« Reply #5 on: October 16, 2018, 11:15:02 »
What do you mean the Edianess is free? Even if its done through Unsafe, it still needs to be done, right?

Like bulk get/put, there's often the misconception that the reference implementation is what actually happens at runtime. This is not the case. It may look like there's always an endianness flip when going from Java to native and vice-versa, but in practice it is never necessary when working with direct buffers. The reason is that, even though Java bytecode is big-endian, the JVM stores all data in-memory in the native byte order (i.e. little-endian on x86/64 CPUs). When you do a .putInt(<java int>), there's no byte-reversal going on, Unsafe will write the integer directly.

Exceptions: 1. if you change the buffer's order to != ByteOrder.nativeOrder() 2. if you read/write data from unaligned offsets on architectures that do not support unaligned memory access (e.g. ARM).

Also, I tried the java array approach and it didn't give me the boost justifying the extra code / memory consumption. I didn't look carefully, but it couldn't have been more than a few percent.

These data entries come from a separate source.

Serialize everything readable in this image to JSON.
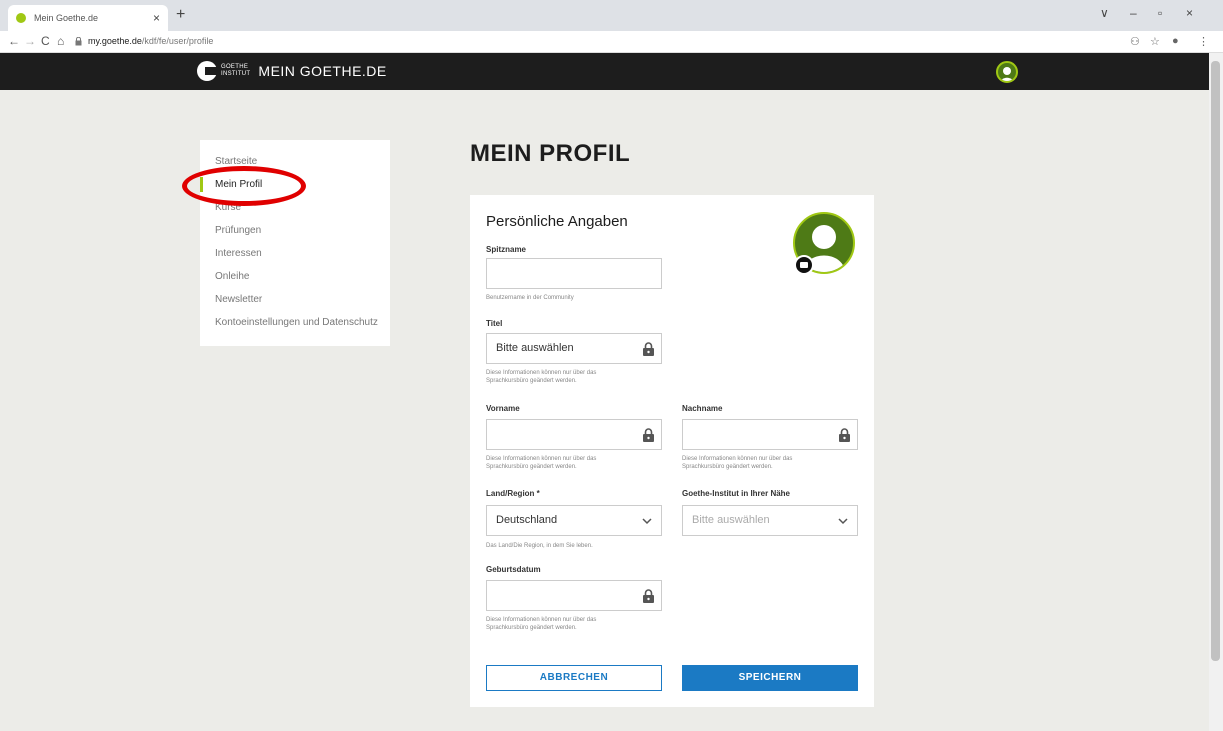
{
  "browser": {
    "tab_title": "Mein Goethe.de",
    "tab_close": "×",
    "new_tab": "+",
    "url_host": "my.goethe.de",
    "url_path": "/kdf/fe/user/profile",
    "nav_back": "←",
    "nav_forward": "→",
    "nav_reload": "C",
    "nav_home": "⌂",
    "win_min": "–",
    "win_max": "▫",
    "win_close": "×",
    "win_dropdown": "∨"
  },
  "site": {
    "logo_line1": "GOETHE",
    "logo_line2": "INSTITUT",
    "brand": "MEIN GOETHE.DE"
  },
  "sidebar": {
    "items": [
      {
        "label": "Startseite",
        "active": false
      },
      {
        "label": "Mein Profil",
        "active": true
      },
      {
        "label": "Kurse",
        "active": false
      },
      {
        "label": "Prüfungen",
        "active": false
      },
      {
        "label": "Interessen",
        "active": false
      },
      {
        "label": "Onleihe",
        "active": false
      },
      {
        "label": "Newsletter",
        "active": false
      },
      {
        "label": "Kontoeinstellungen und Datenschutz",
        "active": false
      }
    ]
  },
  "main": {
    "title": "MEIN PROFIL",
    "section_title": "Persönliche Angaben",
    "spitzname": {
      "label": "Spitzname",
      "value": "",
      "hint": "Benutzername in der Community"
    },
    "titel": {
      "label": "Titel",
      "value": "Bitte auswählen",
      "hint1": "Diese Informationen können nur über das",
      "hint2": "Sprachkursbüro geändert werden."
    },
    "vorname": {
      "label": "Vorname",
      "value": "",
      "hint1": "Diese Informationen können nur über das",
      "hint2": "Sprachkursbüro geändert werden."
    },
    "nachname": {
      "label": "Nachname",
      "value": "",
      "hint1": "Diese Informationen können nur über das",
      "hint2": "Sprachkursbüro geändert werden."
    },
    "land": {
      "label": "Land/Region *",
      "value": "Deutschland",
      "hint": "Das Land/Die Region, in dem Sie leben."
    },
    "institut": {
      "label": "Goethe-Institut in Ihrer Nähe",
      "placeholder": "Bitte auswählen"
    },
    "geburtsdatum": {
      "label": "Geburtsdatum",
      "value": "",
      "hint1": "Diese Informationen können nur über das",
      "hint2": "Sprachkursbüro geändert werden."
    },
    "cancel_label": "ABBRECHEN",
    "save_label": "SPEICHERN"
  },
  "colors": {
    "accent_green": "#a0c814",
    "button_blue": "#1b7ac4",
    "header_black": "#1d1d1d",
    "annotation_red": "#e00000"
  }
}
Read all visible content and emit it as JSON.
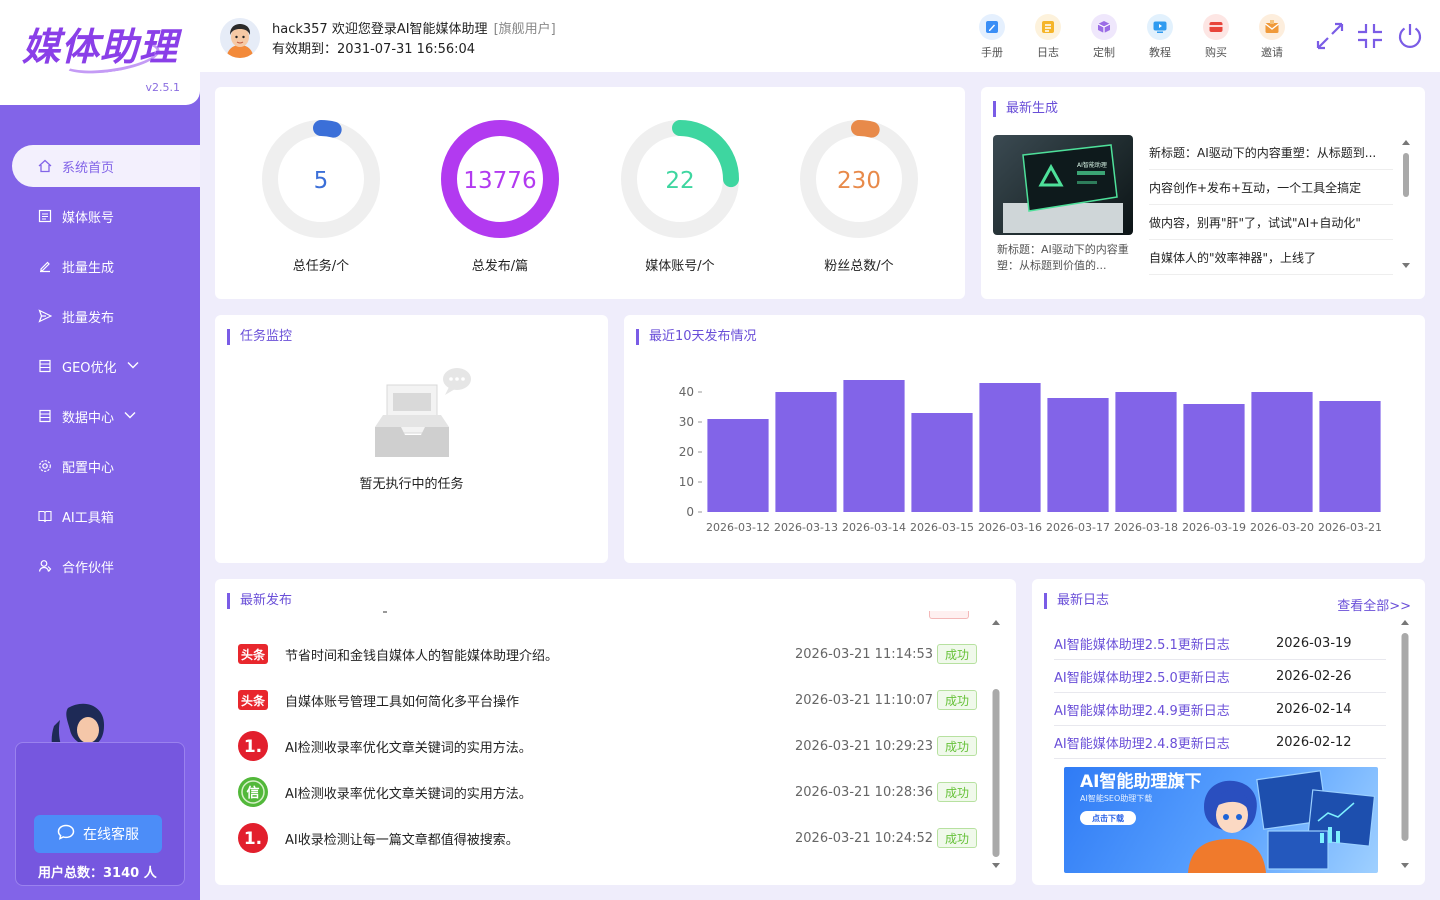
{
  "app": {
    "logo": "媒体助理",
    "version": "v2.5.1"
  },
  "sidebar": {
    "items": [
      {
        "label": "系统首页",
        "icon": "home-icon"
      },
      {
        "label": "媒体账号",
        "icon": "account-icon"
      },
      {
        "label": "批量生成",
        "icon": "edit-icon"
      },
      {
        "label": "批量发布",
        "icon": "send-icon"
      },
      {
        "label": "GEO优化",
        "icon": "list-icon"
      },
      {
        "label": "数据中心",
        "icon": "list-icon"
      },
      {
        "label": "配置中心",
        "icon": "gear-icon"
      },
      {
        "label": "AI工具箱",
        "icon": "book-icon"
      },
      {
        "label": "合作伙伴",
        "icon": "partner-icon"
      }
    ],
    "support_label": "在线客服",
    "user_count_text": "用户总数：3140 人"
  },
  "header": {
    "welcome": "hack357 欢迎您登录AI智能媒体助理",
    "user_tag": "[旗舰用户]",
    "expire": "有效期到：2031-07-31 16:56:04",
    "tools": [
      {
        "label": "手册",
        "color": "#3a8ef6"
      },
      {
        "label": "日志",
        "color": "#f5b52a"
      },
      {
        "label": "定制",
        "color": "#9b6ce6"
      },
      {
        "label": "教程",
        "color": "#2f9bf0"
      },
      {
        "label": "购买",
        "color": "#e8443a"
      },
      {
        "label": "邀请",
        "color": "#f09a3a"
      }
    ]
  },
  "stats": [
    {
      "value": "5",
      "label": "总任务/个",
      "color": "#3b6fd8",
      "fraction": 0.04
    },
    {
      "value": "13776",
      "label": "总发布/篇",
      "color": "#b23af0",
      "fraction": 1.0
    },
    {
      "value": "22",
      "label": "媒体账号/个",
      "color": "#3ed6a0",
      "fraction": 0.25
    },
    {
      "value": "230",
      "label": "粉丝总数/个",
      "color": "#e88a4a",
      "fraction": 0.04
    }
  ],
  "latest_gen": {
    "title": "最新生成",
    "thumb_caption": "新标题：AI驱动下的内容重塑：从标题到价值的...",
    "thumb_text": "AI智能助理",
    "items": [
      "新标题：AI驱动下的内容重塑：从标题到...",
      "内容创作+发布+互动，一个工具全搞定",
      "做内容，别再\"肝\"了，试试\"AI+自动化\"",
      "自媒体人的\"效率神器\"，上线了"
    ]
  },
  "task_monitor": {
    "title": "任务监控",
    "empty_text": "暂无执行中的任务"
  },
  "chart_title": "最近10天发布情况",
  "chart_data": {
    "type": "bar",
    "categories": [
      "2026-03-12",
      "2026-03-13",
      "2026-03-14",
      "2026-03-15",
      "2026-03-16",
      "2026-03-17",
      "2026-03-18",
      "2026-03-19",
      "2026-03-20",
      "2026-03-21"
    ],
    "values": [
      31,
      40,
      44,
      33,
      43,
      38,
      40,
      36,
      40,
      37
    ],
    "ylim": [
      0,
      45
    ],
    "yticks": [
      0,
      10,
      20,
      30,
      40
    ],
    "color": "#8264e8"
  },
  "latest_pub": {
    "title": "最新发布",
    "rows": [
      {
        "icon": "toutiao-icon",
        "icon_text": "头条",
        "title": "节省时间和金钱自媒体人的智能媒体助理介绍。",
        "time": "2026-03-21 11:14:53",
        "status": "成功"
      },
      {
        "icon": "toutiao-icon",
        "icon_text": "头条",
        "title": "自媒体账号管理工具如何简化多平台操作",
        "time": "2026-03-21 11:10:07",
        "status": "成功"
      },
      {
        "icon": "number-one-icon",
        "icon_text": "1.",
        "title": "AI检测收录率优化文章关键词的实用方法。",
        "time": "2026-03-21 10:29:23",
        "status": "成功"
      },
      {
        "icon": "green-badge-icon",
        "icon_text": "信",
        "title": "AI检测收录率优化文章关键词的实用方法。",
        "time": "2026-03-21 10:28:36",
        "status": "成功"
      },
      {
        "icon": "number-one-icon",
        "icon_text": "1.",
        "title": "AI收录检测让每一篇文章都值得被搜索。",
        "time": "2026-03-21 10:24:52",
        "status": "成功"
      }
    ]
  },
  "latest_log": {
    "title": "最新日志",
    "view_all": "查看全部>>",
    "rows": [
      {
        "title": "AI智能媒体助理2.5.1更新日志",
        "date": "2026-03-19"
      },
      {
        "title": "AI智能媒体助理2.5.0更新日志",
        "date": "2026-02-26"
      },
      {
        "title": "AI智能媒体助理2.4.9更新日志",
        "date": "2026-02-14"
      },
      {
        "title": "AI智能媒体助理2.4.8更新日志",
        "date": "2026-02-12"
      }
    ],
    "banner": {
      "title": "AI智能助理旗下",
      "subtitle": "AI智能SEO助理下载",
      "button": "点击下载"
    }
  }
}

Yes, as I said, it's very rarely worth it. Usually when you're doing computations on arrays and the data is already in there.
« Last Edit: October 16, 2018, 13:45:26 by spasi »

Re: Direct buffer putting
« Reply #6 on: October 16, 2018, 18:43:36 »
I can confirm that using a geometry shader to transform a point into a triangle-strip with 4 vertices cut this bottleneck with 50%  :) It was quite expected, since the amount of puts were halved. I'm very happy with that.